Reproduce the data below in full. Nothing should differ from the original.

======== DATA SUPPLIED ========

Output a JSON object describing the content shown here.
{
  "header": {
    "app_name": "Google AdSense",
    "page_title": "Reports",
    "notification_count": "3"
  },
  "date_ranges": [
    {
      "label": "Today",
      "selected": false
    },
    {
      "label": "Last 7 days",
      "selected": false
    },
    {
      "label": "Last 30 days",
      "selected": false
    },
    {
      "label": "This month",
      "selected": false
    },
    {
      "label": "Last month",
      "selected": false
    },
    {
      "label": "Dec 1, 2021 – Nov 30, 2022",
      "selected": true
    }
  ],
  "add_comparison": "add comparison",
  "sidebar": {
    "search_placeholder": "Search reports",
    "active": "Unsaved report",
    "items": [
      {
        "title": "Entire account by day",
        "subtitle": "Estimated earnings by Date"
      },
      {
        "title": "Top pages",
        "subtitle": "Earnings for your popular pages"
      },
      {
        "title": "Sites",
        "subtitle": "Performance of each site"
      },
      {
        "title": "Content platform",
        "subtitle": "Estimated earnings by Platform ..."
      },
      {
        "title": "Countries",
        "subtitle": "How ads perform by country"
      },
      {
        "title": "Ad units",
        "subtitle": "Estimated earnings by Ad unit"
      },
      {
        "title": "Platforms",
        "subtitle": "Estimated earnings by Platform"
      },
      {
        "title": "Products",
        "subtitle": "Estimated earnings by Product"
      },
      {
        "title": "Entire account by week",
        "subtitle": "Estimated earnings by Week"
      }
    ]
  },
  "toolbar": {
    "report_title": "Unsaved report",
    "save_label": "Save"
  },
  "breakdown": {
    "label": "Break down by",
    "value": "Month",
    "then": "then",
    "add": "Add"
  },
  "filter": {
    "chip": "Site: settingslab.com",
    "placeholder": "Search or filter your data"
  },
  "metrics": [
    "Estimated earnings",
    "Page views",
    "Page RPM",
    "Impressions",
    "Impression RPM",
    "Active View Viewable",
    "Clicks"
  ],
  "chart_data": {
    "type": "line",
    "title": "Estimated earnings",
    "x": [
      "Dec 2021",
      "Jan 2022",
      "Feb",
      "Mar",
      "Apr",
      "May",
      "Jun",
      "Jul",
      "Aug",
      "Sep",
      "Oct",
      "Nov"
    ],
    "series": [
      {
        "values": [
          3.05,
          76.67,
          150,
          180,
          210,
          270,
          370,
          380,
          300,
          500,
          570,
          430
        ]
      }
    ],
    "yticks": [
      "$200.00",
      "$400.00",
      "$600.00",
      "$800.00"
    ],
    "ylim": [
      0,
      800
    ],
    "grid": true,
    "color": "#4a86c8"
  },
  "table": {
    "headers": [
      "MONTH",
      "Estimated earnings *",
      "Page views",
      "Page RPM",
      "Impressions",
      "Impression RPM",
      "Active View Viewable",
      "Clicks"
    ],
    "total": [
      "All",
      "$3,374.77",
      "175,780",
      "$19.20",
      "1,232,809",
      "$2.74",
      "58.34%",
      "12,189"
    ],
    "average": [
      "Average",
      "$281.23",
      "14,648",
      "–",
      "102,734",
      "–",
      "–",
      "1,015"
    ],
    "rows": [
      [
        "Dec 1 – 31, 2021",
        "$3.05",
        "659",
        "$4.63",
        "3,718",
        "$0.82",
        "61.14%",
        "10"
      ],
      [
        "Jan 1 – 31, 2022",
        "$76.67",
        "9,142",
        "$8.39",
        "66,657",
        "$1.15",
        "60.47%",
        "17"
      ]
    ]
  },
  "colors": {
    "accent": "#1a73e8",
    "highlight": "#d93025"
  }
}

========

◆ ANSWER FOR THIS EXERCISE:
Output a JSON object describing the content shown here.
{
  "header": {
    "app_name": "Google AdSense",
    "page_title": "Reports",
    "notification_count": "3"
  },
  "date_ranges": [
    {
      "label": "Today",
      "selected": false
    },
    {
      "label": "Last 7 days",
      "selected": false
    },
    {
      "label": "Last 30 days",
      "selected": false
    },
    {
      "label": "This month",
      "selected": false
    },
    {
      "label": "Last month",
      "selected": false
    },
    {
      "label": "Dec 1, 2021 – Nov 30, 2022",
      "selected": true
    }
  ],
  "add_comparison": "add comparison",
  "sidebar": {
    "search_placeholder": "Search reports",
    "active": "Unsaved report",
    "items": [
      {
        "title": "Entire account by day",
        "subtitle": "Estimated earnings by Date"
      },
      {
        "title": "Top pages",
        "subtitle": "Earnings for your popular pages"
      },
      {
        "title": "Sites",
        "subtitle": "Performance of each site"
      },
      {
        "title": "Content platform",
        "subtitle": "Estimated earnings by Platform ..."
      },
      {
        "title": "Countries",
        "subtitle": "How ads perform by country"
      },
      {
        "title": "Ad units",
        "subtitle": "Estimated earnings by Ad unit"
      },
      {
        "title": "Platforms",
        "subtitle": "Estimated earnings by Platform"
      },
      {
        "title": "Products",
        "subtitle": "Estimated earnings by Product"
      },
      {
        "title": "Entire account by week",
        "subtitle": "Estimated earnings by Week"
      }
    ]
  },
  "toolbar": {
    "report_title": "Unsaved report",
    "save_label": "Save"
  },
  "breakdown": {
    "label": "Break down by",
    "value": "Month",
    "then": "then",
    "add": "Add"
  },
  "filter": {
    "chip": "Site: settingslab.com",
    "placeholder": "Search or filter your data"
  },
  "metrics": [
    "Estimated earnings",
    "Page views",
    "Page RPM",
    "Impressions",
    "Impression RPM",
    "Active View Viewable",
    "Clicks"
  ],
  "chart_data": {
    "type": "line",
    "title": "Estimated earnings",
    "x": [
      "Dec 2021",
      "Jan 2022",
      "Feb",
      "Mar",
      "Apr",
      "May",
      "Jun",
      "Jul",
      "Aug",
      "Sep",
      "Oct",
      "Nov"
    ],
    "series": [
      {
        "values": [
          3.05,
          76.67,
          150,
          180,
          210,
          270,
          370,
          380,
          300,
          500,
          570,
          430
        ]
      }
    ],
    "yticks": [
      "$200.00",
      "$400.00",
      "$600.00",
      "$800.00"
    ],
    "ylim": [
      0,
      800
    ],
    "grid": true,
    "color": "#4a86c8"
  },
  "table": {
    "headers": [
      "MONTH",
      "Estimated earnings *",
      "Page views",
      "Page RPM",
      "Impressions",
      "Impression RPM",
      "Active View Viewable",
      "Clicks"
    ],
    "total": [
      "All",
      "$3,374.77",
      "175,780",
      "$19.20",
      "1,232,809",
      "$2.74",
      "58.34%",
      "12,189"
    ],
    "average": [
      "Average",
      "$281.23",
      "14,648",
      "–",
      "102,734",
      "–",
      "–",
      "1,015"
    ],
    "rows": [
      [
        "Dec 1 – 31, 2021",
        "$3.05",
        "659",
        "$4.63",
        "3,718",
        "$0.82",
        "61.14%",
        "10"
      ],
      [
        "Jan 1 – 31, 2022",
        "$76.67",
        "9,142",
        "$8.39",
        "66,657",
        "$1.15",
        "60.47%",
        "17"
      ]
    ]
  },
  "colors": {
    "accent": "#1a73e8",
    "highlight": "#d93025"
  }
}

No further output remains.